Getting the'side-eye' look from your dog can certainly make it seem like they are judging you, and a new study suggests they really could be. Researchers at the University of Vienna found that pooches can tell when we dangle a treat out of their reach to be cruel, or when it is just an accident. What's more, they also act differently towards us depending on our perceived intention, as they appear more patient with the clumsy than the mean. Only a few animals have previously been shown to be able to make social evaluations of humans in this manner, including chimpanzees, capuchin monkeys and African grey parrots. The team recruited 96 pet dogs for the experiment, and each was presented with one of two scenarios.
Dogs may have the ability to understand when a person is intentionally doing something, such as giving them a treat, compared to when something is done by accident.
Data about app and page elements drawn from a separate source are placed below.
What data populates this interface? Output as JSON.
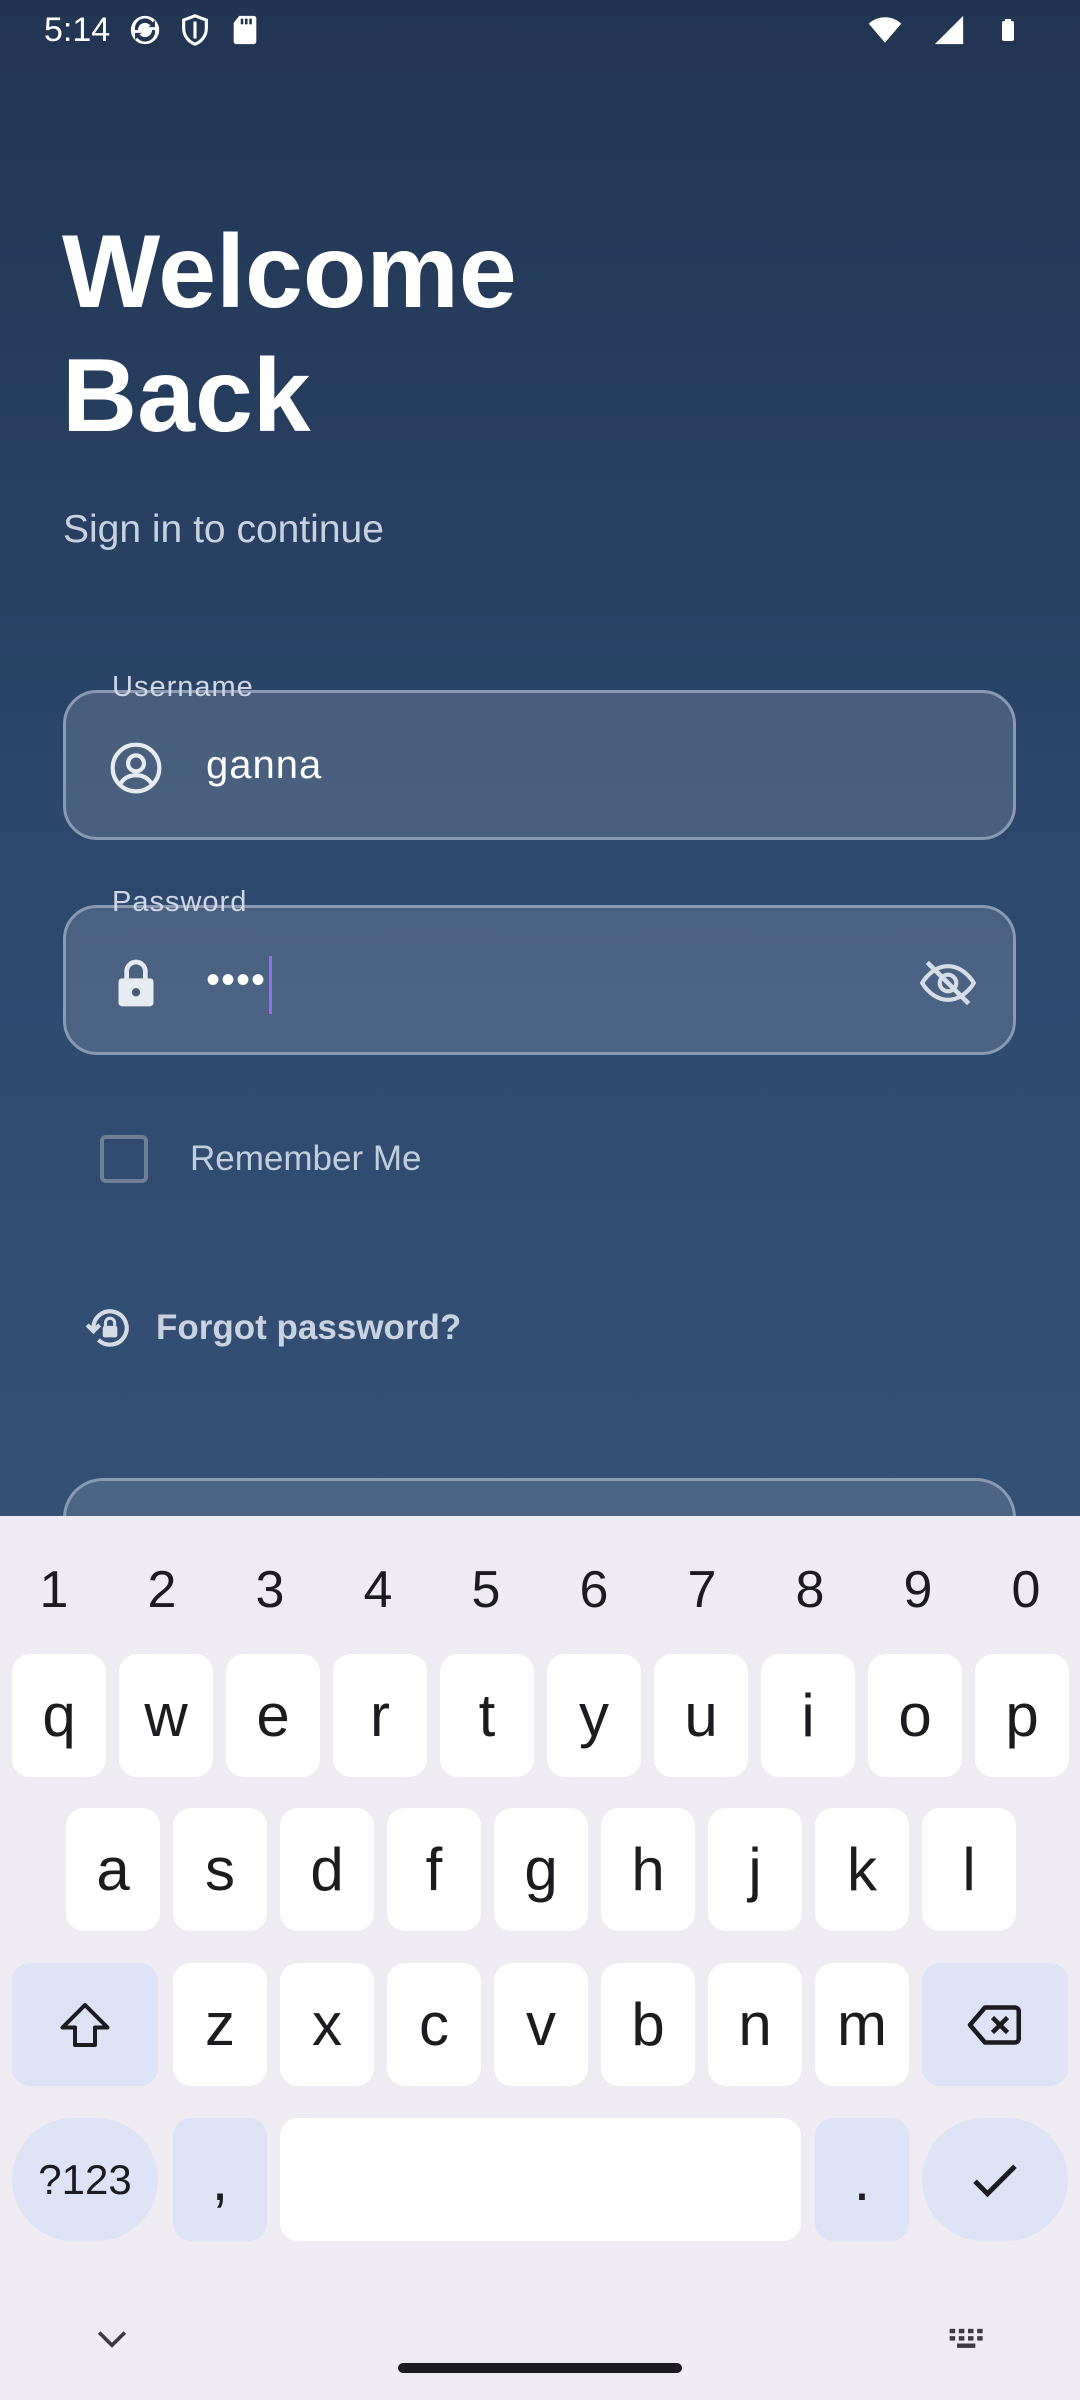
{
  "status_bar": {
    "time": "5:14",
    "left_icons": [
      "sync-icon",
      "shield-icon",
      "sd-card-icon"
    ],
    "right_icons": [
      "wifi-icon",
      "signal-icon",
      "battery-icon"
    ]
  },
  "header": {
    "title_line1": "Welcome",
    "title_line2": "Back",
    "subtitle": "Sign in to continue"
  },
  "form": {
    "username": {
      "label": "Username",
      "value": "ganna",
      "icon": "account-circle-icon"
    },
    "password": {
      "label": "Password",
      "value": "••••",
      "icon": "lock-icon",
      "toggle_icon": "eye-off-icon"
    },
    "remember_me": {
      "label": "Remember Me",
      "checked": false
    },
    "forgot_password": {
      "label": "Forgot password?",
      "icon": "lock-reset-icon"
    }
  },
  "keyboard": {
    "number_row": [
      "1",
      "2",
      "3",
      "4",
      "5",
      "6",
      "7",
      "8",
      "9",
      "0"
    ],
    "row1": [
      "q",
      "w",
      "e",
      "r",
      "t",
      "y",
      "u",
      "i",
      "o",
      "p"
    ],
    "row2": [
      "a",
      "s",
      "d",
      "f",
      "g",
      "h",
      "j",
      "k",
      "l"
    ],
    "row3": [
      "z",
      "x",
      "c",
      "v",
      "b",
      "n",
      "m"
    ],
    "symbols_label": "?123",
    "comma_label": ",",
    "period_label": "."
  },
  "colors": {
    "bg_top": "#213552",
    "bg_bottom": "#3d5a7d",
    "caret": "#9a6cf0",
    "keyboard_bg": "#eeecf2",
    "mod_key": "#dde2f6"
  }
}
The findings suggest that canines have cognitive abilities, a trait seen in humans. Researchers observed 51 dogs who were separated from humans by a glass partition wall - and put them in three conditions: unwilling, unable-clumsy and unable-blocked. In the first condition, the one where humans could give them food, but intentionally changed their mind and put it down in front of themselves, dogs took longer to approach. They also laid down more and did not move their tails as much.
Dogs have basic mind-reading abilities and can tell whether or not human actions are intentional, a new study shows. Researchers in Germany compared dogs' spontaneous reactions to intentional and unintentional human behaviour with pieces of food passed through a glass barrier. They found dogs responded differently depending on whether the actions of the experimenter were deliberate or not. The results suggest canines can master a basic component of the Theory of Mind – the ability to read others' intentions - which was previously regarded as uniquely human. Theory of mind (TOM) refers to the ability to understand the desires, intentions and beliefs of others.
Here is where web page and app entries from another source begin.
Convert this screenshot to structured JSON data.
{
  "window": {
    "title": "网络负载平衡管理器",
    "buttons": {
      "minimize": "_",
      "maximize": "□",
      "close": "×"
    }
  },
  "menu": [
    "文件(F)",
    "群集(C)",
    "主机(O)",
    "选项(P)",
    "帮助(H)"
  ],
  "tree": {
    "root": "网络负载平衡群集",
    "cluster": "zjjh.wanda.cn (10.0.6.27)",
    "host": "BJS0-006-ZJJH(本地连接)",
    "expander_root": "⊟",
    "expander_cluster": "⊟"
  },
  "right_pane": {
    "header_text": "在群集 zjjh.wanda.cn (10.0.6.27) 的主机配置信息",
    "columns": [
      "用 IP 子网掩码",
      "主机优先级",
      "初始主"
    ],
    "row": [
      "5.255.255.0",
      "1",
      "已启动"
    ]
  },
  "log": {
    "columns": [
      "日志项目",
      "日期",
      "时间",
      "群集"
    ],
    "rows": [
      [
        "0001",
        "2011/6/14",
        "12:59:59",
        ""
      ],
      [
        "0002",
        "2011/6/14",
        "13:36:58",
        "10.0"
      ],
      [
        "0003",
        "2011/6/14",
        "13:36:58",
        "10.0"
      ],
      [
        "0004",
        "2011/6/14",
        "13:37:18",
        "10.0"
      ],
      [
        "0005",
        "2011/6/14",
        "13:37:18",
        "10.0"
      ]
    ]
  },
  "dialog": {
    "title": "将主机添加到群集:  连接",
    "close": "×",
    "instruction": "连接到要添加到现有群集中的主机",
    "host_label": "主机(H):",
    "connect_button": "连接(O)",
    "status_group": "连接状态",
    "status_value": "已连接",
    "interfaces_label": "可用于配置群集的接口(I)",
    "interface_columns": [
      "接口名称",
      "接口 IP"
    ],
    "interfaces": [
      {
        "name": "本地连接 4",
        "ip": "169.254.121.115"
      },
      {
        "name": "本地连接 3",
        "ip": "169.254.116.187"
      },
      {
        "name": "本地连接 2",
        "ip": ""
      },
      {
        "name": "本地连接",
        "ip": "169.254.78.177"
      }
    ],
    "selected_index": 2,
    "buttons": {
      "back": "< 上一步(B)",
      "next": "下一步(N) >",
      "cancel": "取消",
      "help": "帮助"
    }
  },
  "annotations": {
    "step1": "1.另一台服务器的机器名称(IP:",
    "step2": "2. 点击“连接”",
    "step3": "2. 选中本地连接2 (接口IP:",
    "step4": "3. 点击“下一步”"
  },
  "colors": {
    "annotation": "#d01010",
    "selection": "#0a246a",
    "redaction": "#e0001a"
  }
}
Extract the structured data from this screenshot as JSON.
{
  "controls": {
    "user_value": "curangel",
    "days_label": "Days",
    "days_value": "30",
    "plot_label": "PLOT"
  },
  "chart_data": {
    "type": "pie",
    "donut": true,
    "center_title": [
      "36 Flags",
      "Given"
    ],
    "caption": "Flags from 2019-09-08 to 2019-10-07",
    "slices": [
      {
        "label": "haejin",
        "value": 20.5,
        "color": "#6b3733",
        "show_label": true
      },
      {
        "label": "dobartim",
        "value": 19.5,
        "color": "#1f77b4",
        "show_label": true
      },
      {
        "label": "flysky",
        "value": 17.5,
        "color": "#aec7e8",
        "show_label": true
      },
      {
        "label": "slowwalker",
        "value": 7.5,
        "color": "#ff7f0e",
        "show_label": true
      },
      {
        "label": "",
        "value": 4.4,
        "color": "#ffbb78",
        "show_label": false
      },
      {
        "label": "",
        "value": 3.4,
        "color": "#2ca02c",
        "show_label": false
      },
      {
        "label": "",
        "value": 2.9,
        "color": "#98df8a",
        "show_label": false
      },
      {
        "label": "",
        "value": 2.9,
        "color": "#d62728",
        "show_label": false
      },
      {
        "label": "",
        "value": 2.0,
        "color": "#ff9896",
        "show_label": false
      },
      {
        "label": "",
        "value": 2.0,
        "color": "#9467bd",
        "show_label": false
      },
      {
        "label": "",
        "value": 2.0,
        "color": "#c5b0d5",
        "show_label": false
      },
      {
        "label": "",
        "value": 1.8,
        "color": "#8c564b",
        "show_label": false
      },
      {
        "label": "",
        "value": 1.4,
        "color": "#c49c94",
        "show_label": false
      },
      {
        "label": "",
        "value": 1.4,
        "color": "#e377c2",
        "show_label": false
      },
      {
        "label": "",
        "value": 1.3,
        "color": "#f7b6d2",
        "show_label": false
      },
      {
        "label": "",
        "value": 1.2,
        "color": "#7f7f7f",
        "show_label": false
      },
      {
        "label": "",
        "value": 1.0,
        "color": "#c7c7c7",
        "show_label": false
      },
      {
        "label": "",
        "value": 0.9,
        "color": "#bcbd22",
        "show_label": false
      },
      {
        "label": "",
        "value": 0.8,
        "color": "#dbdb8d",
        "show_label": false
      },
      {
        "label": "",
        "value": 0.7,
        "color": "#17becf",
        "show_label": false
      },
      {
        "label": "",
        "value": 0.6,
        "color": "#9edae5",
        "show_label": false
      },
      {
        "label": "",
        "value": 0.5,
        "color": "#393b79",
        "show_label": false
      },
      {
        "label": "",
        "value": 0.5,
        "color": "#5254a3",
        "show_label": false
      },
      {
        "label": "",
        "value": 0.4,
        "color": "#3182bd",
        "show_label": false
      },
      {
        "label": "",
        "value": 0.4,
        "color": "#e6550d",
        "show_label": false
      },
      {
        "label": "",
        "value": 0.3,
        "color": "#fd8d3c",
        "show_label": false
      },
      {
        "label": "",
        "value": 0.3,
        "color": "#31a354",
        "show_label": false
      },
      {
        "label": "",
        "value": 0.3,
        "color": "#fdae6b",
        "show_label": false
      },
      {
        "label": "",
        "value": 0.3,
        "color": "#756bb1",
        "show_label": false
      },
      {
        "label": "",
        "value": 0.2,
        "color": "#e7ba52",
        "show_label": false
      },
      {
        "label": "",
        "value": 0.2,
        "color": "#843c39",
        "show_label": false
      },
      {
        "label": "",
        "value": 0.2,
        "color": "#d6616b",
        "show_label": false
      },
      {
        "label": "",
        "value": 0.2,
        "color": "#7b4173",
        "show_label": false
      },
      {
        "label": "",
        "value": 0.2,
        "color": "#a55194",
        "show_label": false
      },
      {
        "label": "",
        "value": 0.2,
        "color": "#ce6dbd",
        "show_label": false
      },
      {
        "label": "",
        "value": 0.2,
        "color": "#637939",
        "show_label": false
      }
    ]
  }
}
When 3D animated balls on a computer screen defy certain laws of physics, dogs act in a way that suggests they feel like their eyes are deceiving them. Pet dogs stare for longer and their pupils widen if virtual balls start rolling on their own rather than being set in motion by a collision with another ball. This suggests that the animals are surprised that the balls didn't move the way they had expected them to, says Christoph Völter at the University of Veterinary Medicine, Vienna. "This is the starting point for learning," says Völter. "You have expectations about the environment – regularities in your environment that are connected to physics – and then something happens that doesn't fit. And now you pay attention. And now you try to see what's going on."
When humans have a bad attitude, their canine companions might not be so quick to follow their lead. In a recent study, researchers conducted a series of experiments to see the effects of human emotions on a dog's response to pointing cues. While adding a positive expression to the gesture wasn't found to increase a dog's ability to locate a treat, the dogs hesitated before exploring when responding to a person with a negative disposition. When humans have a bad attitude, their canine companions might not be so quick to follow their lead. In a recent study, researchers found that adding a positive expression to pointing didn't increase a dog's ability to locate a treat, but the dogs hesitated before exploring when responding to a person with a negative disposition Researchers studied the response of dogs to an unfamiliar adult gesturing toward two covered bowls.